┌─ Records to use

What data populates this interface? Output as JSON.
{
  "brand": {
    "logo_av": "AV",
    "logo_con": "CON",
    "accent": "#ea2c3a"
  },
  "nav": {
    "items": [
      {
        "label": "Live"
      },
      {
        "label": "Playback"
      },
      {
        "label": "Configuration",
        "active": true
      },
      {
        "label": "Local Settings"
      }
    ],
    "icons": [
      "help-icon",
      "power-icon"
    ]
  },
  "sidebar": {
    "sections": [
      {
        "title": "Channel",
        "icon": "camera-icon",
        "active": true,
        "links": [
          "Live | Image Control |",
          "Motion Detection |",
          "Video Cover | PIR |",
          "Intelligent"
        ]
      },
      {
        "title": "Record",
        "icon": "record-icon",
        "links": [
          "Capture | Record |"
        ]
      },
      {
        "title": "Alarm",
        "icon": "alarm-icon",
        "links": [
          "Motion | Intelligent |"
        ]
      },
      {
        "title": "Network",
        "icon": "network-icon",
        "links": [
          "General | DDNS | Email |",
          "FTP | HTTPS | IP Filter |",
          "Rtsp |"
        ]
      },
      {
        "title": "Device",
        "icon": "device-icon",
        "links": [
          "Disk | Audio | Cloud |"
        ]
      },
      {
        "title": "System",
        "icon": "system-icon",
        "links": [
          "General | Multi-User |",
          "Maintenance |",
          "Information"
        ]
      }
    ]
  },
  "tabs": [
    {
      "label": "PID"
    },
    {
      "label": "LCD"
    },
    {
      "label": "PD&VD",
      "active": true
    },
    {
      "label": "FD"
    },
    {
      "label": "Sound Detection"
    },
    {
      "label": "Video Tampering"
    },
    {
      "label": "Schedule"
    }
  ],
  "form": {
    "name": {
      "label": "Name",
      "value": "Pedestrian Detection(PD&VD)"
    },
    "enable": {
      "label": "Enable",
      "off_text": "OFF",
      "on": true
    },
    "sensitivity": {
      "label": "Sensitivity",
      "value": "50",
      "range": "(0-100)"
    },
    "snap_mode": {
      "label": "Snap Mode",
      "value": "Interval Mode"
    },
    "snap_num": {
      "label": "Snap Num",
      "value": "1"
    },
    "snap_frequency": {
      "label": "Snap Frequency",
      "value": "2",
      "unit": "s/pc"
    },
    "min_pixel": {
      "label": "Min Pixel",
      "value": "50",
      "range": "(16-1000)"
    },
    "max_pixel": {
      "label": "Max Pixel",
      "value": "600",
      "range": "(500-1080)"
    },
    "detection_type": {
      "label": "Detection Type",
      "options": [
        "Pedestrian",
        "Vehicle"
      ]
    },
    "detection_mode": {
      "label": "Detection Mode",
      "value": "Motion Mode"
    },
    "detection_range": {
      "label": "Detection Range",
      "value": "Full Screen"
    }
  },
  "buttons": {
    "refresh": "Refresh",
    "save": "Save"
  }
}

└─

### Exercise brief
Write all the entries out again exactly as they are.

### Answer area
What data populates this interface? Output as JSON.
{
  "brand": {
    "logo_av": "AV",
    "logo_con": "CON",
    "accent": "#ea2c3a"
  },
  "nav": {
    "items": [
      {
        "label": "Live"
      },
      {
        "label": "Playback"
      },
      {
        "label": "Configuration",
        "active": true
      },
      {
        "label": "Local Settings"
      }
    ],
    "icons": [
      "help-icon",
      "power-icon"
    ]
  },
  "sidebar": {
    "sections": [
      {
        "title": "Channel",
        "icon": "camera-icon",
        "active": true,
        "links": [
          "Live | Image Control |",
          "Motion Detection |",
          "Video Cover | PIR |",
          "Intelligent"
        ]
      },
      {
        "title": "Record",
        "icon": "record-icon",
        "links": [
          "Capture | Record |"
        ]
      },
      {
        "title": "Alarm",
        "icon": "alarm-icon",
        "links": [
          "Motion | Intelligent |"
        ]
      },
      {
        "title": "Network",
        "icon": "network-icon",
        "links": [
          "General | DDNS | Email |",
          "FTP | HTTPS | IP Filter |",
          "Rtsp |"
        ]
      },
      {
        "title": "Device",
        "icon": "device-icon",
        "links": [
          "Disk | Audio | Cloud |"
        ]
      },
      {
        "title": "System",
        "icon": "system-icon",
        "links": [
          "General | Multi-User |",
          "Maintenance |",
          "Information"
        ]
      }
    ]
  },
  "tabs": [
    {
      "label": "PID"
    },
    {
      "label": "LCD"
    },
    {
      "label": "PD&VD",
      "active": true
    },
    {
      "label": "FD"
    },
    {
      "label": "Sound Detection"
    },
    {
      "label": "Video Tampering"
    },
    {
      "label": "Schedule"
    }
  ],
  "form": {
    "name": {
      "label": "Name",
      "value": "Pedestrian Detection(PD&VD)"
    },
    "enable": {
      "label": "Enable",
      "off_text": "OFF",
      "on": true
    },
    "sensitivity": {
      "label": "Sensitivity",
      "value": "50",
      "range": "(0-100)"
    },
    "snap_mode": {
      "label": "Snap Mode",
      "value": "Interval Mode"
    },
    "snap_num": {
      "label": "Snap Num",
      "value": "1"
    },
    "snap_frequency": {
      "label": "Snap Frequency",
      "value": "2",
      "unit": "s/pc"
    },
    "min_pixel": {
      "label": "Min Pixel",
      "value": "50",
      "range": "(16-1000)"
    },
    "max_pixel": {
      "label": "Max Pixel",
      "value": "600",
      "range": "(500-1080)"
    },
    "detection_type": {
      "label": "Detection Type",
      "options": [
        "Pedestrian",
        "Vehicle"
      ]
    },
    "detection_mode": {
      "label": "Detection Mode",
      "value": "Motion Mode"
    },
    "detection_range": {
      "label": "Detection Range",
      "value": "Full Screen"
    }
  },
  "buttons": {
    "refresh": "Refresh",
    "save": "Save"
  }
}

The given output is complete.